At the same time he would have to help Ora with the engineering work. Their workload was diminished; since the start of the war they had recorded only ten plats. But the reduction in volume was countered by new difficulties in actually performing the work. Wartime surveying presented unique logistical problems.
The last day for peacetime production had been early in 1942 and soon after various consumer items were placed on the rationed list. Effective in mid-May, gasoline became one of those items with most drivers limited to a mere three gallons per week. Literally overnight it became impossible to make surveys in the out-county without conserving gasoline for weeks in advance.
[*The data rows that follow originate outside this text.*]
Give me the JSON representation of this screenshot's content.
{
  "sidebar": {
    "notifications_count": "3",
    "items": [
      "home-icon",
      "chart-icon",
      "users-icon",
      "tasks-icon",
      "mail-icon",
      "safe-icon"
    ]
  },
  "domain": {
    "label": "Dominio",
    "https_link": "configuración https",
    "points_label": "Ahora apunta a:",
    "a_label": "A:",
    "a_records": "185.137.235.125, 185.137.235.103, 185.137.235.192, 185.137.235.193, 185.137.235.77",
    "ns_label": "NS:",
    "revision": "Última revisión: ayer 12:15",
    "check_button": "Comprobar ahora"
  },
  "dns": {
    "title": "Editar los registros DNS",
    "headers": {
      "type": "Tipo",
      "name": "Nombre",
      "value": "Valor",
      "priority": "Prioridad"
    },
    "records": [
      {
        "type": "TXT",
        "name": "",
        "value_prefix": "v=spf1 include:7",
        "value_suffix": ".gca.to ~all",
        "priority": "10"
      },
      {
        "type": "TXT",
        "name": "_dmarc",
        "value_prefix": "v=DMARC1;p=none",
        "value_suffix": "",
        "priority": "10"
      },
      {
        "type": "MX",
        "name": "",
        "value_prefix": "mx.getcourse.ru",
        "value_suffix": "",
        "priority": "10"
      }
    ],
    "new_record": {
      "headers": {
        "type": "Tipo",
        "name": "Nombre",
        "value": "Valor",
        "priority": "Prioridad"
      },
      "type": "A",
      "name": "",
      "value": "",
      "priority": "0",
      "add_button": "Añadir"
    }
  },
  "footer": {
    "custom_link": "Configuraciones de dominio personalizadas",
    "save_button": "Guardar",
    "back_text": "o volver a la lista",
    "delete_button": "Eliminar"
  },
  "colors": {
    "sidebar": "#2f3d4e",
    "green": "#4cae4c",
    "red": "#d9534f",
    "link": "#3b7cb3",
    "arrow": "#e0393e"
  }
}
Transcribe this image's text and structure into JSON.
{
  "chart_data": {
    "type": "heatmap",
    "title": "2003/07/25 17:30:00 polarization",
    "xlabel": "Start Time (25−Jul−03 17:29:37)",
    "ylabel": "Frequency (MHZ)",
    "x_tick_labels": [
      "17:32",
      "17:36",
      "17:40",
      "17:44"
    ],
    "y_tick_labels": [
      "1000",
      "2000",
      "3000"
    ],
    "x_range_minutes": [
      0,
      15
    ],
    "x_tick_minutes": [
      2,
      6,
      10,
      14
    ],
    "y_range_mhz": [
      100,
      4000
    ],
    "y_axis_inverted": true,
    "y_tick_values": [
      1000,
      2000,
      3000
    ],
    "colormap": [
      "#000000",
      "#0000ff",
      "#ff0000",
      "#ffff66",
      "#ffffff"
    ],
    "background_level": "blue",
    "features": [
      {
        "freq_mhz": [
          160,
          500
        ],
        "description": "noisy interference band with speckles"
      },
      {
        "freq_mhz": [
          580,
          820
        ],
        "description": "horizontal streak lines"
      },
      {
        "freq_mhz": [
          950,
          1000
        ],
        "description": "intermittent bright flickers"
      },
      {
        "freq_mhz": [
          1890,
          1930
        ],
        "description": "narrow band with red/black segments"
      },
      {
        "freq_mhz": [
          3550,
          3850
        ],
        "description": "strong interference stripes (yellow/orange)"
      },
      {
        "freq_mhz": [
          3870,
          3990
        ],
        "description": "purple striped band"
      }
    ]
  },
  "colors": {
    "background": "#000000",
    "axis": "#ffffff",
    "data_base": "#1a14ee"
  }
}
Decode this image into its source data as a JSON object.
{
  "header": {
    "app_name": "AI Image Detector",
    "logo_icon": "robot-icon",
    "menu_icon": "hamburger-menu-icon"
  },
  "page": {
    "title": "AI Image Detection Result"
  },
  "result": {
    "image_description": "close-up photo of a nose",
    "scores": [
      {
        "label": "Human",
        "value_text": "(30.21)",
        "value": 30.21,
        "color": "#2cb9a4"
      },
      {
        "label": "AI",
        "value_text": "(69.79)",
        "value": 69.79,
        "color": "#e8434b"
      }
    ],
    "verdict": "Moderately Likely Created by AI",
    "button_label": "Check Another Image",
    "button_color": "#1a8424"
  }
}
Government decree had also halted the manufacture of virtually everything that contained metal, at least for civilian use. As a result, worn or lost metal items could not be replaced. This was evidenced by their set of eleven chaining pins, now reduced to eight, the missing ones having been lost on previous surveys. A brass plumb bob was also missing in action. As for steel tapes, they no longer possessed a single one that hadn't been patched several times with solder sleeves and rivets.
The actual setting of corners was also problematic. By 1944 it was nearly impossible to get iron pipe so their surveys of late were marked with simple wood hubs. These, of course, would rot and deteriorate and finally disappear within a few years due to contact with wet ground.
As a surveyor, this impermanence troubled him. He would be glad when the war was over so that the availability of metal would cease to be such a major civilian problem.
Until then he had military problems to deal with and the one at hand returned to the forefront of his thoughts as he reached the stairwell to the basement. In descending the steps the noise of the presses and drills and grinders subsided, and in the relative quiet that remained the faint smell of expended gunpowder hung in the air. Finally, in turning the corner of a narrow aisle he arrived at the firing range and quickly assessed the damage.
He had to agree with the workers on the line--someone was going to catch hell.
(Author's note: One of those workers was a young "war momma," Doris Richards, who built aircraft machine guns at AC while her husband served in the Army.)